There are times working within Revit that Masking Regions are needed in order to hide/cover model information within a project file. There can be various reasons for this, so I won’t discuss the “why” you would do it. You will recognize the need when you confront it. However, when working with Masking Regions, it is always good to know the guidelines and rules for how they work.
Following is an illustration of a Masking Region covering part of a simple model.
Revit has three Detail Levels that can be assigned to a view, which are Coarse, Medium, and Fine and these control how much detail is shown for model elements in the view. When assigning the Detail Level, everything in the view gets assigned that Detail Level by default throughout the view. However, there are times when you want to have different Detail Levels for different categories of model elements in the same view. There can be various reasons for this, but a couple of examples are:

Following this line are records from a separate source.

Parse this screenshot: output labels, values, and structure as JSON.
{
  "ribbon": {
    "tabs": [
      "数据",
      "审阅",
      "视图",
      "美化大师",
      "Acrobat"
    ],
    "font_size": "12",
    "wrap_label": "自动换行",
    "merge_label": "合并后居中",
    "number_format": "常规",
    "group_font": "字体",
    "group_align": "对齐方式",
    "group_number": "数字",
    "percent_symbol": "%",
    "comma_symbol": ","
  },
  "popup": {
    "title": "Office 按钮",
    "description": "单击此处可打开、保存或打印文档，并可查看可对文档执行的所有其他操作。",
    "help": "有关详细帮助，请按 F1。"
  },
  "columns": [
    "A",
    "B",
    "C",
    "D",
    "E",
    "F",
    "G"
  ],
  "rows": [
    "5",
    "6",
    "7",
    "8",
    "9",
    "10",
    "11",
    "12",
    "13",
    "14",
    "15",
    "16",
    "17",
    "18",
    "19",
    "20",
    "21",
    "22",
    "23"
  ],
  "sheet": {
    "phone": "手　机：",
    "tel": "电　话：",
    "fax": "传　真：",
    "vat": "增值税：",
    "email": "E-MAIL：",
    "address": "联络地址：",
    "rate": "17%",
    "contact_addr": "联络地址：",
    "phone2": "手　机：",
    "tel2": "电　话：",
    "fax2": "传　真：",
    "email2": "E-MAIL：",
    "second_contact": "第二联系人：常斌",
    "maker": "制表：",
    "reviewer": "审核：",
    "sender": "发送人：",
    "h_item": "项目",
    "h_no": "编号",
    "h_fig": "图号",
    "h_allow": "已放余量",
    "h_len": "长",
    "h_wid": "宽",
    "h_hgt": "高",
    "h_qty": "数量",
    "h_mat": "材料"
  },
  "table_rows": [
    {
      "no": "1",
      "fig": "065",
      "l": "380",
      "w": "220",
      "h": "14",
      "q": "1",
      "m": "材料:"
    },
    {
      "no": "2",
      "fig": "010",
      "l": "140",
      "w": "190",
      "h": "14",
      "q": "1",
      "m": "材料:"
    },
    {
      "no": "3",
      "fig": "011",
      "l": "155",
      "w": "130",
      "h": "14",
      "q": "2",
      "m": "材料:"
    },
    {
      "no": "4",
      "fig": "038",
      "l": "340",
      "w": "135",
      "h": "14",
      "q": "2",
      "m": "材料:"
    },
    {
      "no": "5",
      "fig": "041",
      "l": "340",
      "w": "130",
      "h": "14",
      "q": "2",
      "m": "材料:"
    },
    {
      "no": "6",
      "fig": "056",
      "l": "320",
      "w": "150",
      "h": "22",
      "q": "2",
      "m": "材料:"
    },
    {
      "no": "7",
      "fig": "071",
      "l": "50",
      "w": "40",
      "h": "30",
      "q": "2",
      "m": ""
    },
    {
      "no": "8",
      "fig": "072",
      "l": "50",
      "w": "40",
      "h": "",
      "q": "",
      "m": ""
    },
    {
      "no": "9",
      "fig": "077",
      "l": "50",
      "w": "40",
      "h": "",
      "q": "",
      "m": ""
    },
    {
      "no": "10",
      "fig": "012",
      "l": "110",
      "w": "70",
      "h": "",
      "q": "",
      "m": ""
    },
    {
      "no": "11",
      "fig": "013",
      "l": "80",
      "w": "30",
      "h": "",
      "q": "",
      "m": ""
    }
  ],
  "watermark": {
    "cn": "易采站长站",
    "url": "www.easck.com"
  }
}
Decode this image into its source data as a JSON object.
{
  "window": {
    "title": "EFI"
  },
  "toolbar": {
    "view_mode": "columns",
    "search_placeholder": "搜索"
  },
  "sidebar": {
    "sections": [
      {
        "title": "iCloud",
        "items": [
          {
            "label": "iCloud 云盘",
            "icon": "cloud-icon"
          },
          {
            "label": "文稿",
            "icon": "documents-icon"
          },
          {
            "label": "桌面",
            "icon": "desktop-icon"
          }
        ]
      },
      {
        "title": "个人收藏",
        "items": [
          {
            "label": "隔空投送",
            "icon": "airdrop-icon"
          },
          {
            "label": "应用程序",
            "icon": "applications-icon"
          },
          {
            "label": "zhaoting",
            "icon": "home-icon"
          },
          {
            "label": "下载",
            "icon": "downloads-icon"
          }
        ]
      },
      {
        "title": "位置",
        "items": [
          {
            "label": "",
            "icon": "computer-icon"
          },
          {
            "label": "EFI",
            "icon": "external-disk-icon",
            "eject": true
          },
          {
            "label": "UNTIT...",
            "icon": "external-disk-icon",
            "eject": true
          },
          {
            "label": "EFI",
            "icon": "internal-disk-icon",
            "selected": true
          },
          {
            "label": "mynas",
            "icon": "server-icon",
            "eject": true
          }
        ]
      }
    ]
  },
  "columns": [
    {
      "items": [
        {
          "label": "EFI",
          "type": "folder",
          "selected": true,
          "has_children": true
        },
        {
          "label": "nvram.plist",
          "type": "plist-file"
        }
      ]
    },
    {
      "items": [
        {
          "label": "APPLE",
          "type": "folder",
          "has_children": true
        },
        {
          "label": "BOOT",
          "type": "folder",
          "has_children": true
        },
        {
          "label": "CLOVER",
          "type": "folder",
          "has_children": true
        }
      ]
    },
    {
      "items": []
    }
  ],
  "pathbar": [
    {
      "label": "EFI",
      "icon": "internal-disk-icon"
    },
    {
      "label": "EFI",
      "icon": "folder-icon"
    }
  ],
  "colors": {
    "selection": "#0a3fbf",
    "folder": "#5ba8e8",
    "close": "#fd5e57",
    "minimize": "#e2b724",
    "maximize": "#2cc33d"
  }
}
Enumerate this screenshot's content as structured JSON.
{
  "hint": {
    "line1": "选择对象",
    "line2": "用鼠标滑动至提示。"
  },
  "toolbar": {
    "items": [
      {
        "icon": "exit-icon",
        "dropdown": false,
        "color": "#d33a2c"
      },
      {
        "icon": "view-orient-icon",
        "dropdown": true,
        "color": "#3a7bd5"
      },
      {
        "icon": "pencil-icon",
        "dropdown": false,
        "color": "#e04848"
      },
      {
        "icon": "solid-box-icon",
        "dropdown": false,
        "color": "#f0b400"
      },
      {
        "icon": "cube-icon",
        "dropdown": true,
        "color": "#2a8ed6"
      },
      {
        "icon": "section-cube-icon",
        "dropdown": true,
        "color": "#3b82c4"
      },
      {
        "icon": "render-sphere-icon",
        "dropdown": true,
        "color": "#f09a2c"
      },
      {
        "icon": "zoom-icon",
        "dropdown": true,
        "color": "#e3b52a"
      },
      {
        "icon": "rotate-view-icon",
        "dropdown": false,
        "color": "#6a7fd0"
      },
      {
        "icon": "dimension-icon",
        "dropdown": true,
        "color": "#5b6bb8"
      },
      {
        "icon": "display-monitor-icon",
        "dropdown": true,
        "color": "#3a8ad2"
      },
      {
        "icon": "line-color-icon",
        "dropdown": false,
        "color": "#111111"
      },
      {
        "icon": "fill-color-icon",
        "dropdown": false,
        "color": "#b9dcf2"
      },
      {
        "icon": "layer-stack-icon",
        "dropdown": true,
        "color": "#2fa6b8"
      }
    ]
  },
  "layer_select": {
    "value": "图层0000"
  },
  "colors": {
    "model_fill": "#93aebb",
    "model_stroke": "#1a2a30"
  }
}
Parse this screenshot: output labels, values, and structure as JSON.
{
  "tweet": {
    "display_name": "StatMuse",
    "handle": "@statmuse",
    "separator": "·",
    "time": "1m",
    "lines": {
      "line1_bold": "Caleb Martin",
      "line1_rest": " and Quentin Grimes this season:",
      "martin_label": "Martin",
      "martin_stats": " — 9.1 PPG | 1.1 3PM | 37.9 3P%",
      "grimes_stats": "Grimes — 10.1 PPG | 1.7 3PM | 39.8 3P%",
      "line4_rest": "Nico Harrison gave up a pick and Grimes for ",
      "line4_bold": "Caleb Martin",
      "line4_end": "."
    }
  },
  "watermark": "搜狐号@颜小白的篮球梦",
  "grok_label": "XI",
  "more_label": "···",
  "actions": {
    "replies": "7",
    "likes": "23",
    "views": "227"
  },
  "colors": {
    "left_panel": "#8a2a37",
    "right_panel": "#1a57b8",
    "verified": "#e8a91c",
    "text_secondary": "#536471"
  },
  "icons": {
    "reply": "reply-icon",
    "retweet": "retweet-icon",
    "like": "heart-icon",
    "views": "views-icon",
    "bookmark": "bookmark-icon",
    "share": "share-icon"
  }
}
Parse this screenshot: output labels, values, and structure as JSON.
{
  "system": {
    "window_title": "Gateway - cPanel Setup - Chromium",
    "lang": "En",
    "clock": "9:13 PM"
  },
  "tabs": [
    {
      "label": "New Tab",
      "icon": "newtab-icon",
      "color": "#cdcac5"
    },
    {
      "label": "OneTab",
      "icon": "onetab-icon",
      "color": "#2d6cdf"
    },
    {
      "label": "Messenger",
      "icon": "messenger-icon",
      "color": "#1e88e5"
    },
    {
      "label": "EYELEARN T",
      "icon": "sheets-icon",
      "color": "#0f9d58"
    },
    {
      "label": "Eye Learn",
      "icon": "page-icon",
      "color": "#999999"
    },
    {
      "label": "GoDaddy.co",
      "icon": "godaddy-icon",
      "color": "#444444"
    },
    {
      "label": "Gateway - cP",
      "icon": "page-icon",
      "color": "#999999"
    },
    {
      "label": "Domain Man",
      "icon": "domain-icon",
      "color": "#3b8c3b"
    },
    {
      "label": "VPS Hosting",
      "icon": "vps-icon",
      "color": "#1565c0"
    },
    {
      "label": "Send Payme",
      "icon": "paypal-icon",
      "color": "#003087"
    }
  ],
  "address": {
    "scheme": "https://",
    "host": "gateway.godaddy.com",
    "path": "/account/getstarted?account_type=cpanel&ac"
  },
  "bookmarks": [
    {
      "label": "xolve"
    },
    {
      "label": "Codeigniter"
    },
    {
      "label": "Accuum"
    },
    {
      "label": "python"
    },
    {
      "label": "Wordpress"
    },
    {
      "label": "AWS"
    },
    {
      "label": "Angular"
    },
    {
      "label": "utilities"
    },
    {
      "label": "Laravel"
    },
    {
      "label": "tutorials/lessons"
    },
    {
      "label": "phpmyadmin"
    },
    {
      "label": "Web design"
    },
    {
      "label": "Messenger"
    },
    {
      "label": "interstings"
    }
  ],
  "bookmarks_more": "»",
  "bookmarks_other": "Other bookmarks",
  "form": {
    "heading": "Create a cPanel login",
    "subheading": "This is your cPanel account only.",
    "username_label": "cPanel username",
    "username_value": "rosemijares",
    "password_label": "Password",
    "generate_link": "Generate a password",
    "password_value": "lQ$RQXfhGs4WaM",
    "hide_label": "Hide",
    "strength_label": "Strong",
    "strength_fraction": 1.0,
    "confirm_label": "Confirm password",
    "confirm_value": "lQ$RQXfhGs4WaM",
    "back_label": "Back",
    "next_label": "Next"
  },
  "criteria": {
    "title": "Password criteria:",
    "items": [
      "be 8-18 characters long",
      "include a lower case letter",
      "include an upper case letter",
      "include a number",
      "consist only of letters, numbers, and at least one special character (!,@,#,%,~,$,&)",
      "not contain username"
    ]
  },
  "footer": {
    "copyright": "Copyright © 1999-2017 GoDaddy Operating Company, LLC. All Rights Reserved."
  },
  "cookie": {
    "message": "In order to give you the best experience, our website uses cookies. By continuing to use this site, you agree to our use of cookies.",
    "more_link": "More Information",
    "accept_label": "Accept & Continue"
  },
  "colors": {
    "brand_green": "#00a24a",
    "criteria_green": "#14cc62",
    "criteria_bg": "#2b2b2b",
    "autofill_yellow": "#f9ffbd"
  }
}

You want some information to display more detail than others to accent certain items, such as only wanting walls to display the outer wall lines (Coarse display) while information such as furniture in the room shows a high level of detail (Fine display).
Details are a vital part of the documentation process for building design and construction projects. CAD users who have used AutoCAD for years have typically developed a large detail library, or at least possess many details used on previous AutoCAD projects. Those details are valuable as a lot of time and knowledge has gone into developing them. It is important to be able to access those details for usage within Revit.
While there are various methods utilized for re-using AutoCAD details, not all of them are good solutions and some can add corruption to your Revit project file and create problems.
I was recently working with a client on getting electrical receptacles to show with a solid gray fill to represent when the receptacle is connected to an emergency power circuit. Since receptacles are shown as annotative symbols in plan views, it created a different situation than can be done in non-annotative families. In non-annotative families, you can create the solid fill and send it to the back so linework can be seen on top of the fill. With an annotative family, fill patterns are in masking regions and will cover any linework that might also be in the family. This meant that a different approach needed to be utilized to get the circular solid gray fill to not cover the symbolic lines going through the electrical receptacle.
This article will look at how to create the fill to display correctly, and also how to make the fill display only when you specify that the receptacle is on an emergency power circuit.
Architectural drawings have been created throughout the years with the intent of accurately and effectively conveying the design intent to the builder for proper construction of the building. Utilization of CAD made it easier for the designer to show the various components that made up the wall by showing lines representing the edges of each of the wall components. When showing the multiple components of a wall, we have traditionally shown the lines representing the two faces of a wall as darker lines than the interior linework of the wall. When using Revit, this same appearance can be easily accomplished.
Many pieces of equipment in a building have clearance zones that are required around the equipment for a variety of reasons. It may be a drinking fountain that requires ADA clearance, an electrical panel that requires code clearance in front it, or mechanical equipment that requires air movement or access clearance around it. For whatever the reason, it is good to build that clearance zone into the Revit family so that it be used for interference detection through Revit or Navisworks.
Autodesk issued a hot fix for their Revit Architecture 2011 product to address issues releated to some crashing occuring when using Color Fills. This hot fix has not received much publicity, so I wanted to mention it and encourage users to download and install the fix. It is a pretty quick and straightforward operation.
The various Autodesk Revit products have the Demolish tool function that designates an element as being demolished for phasing, display, and analysis purposes, and also shows the element as dashed linework. Suspended acoustical ceilings (ACT) with gridwork are a bit of an exception as the grid does not show as dashed when the ceiling is designated as demolished. In this article, we will look at how to get the grid lines of the ceiling to display as dashed when it is demolished. Continue reading →
Autodesk Revit Architecture’s standard project templates contain a stock material named “Gypsum Wallboard”. The problem with the stock material is that there is no surface pattern. This works very well for walls since you typically do not want to see any stipple hatch in an elevation view of gypsum board walls. However, this does not work well for gypsum board ceilings when you actually do want to see a stipple hatch in reflected ceiling plans. The answer to this problem is to create a new material to use for gypsum board ceilings.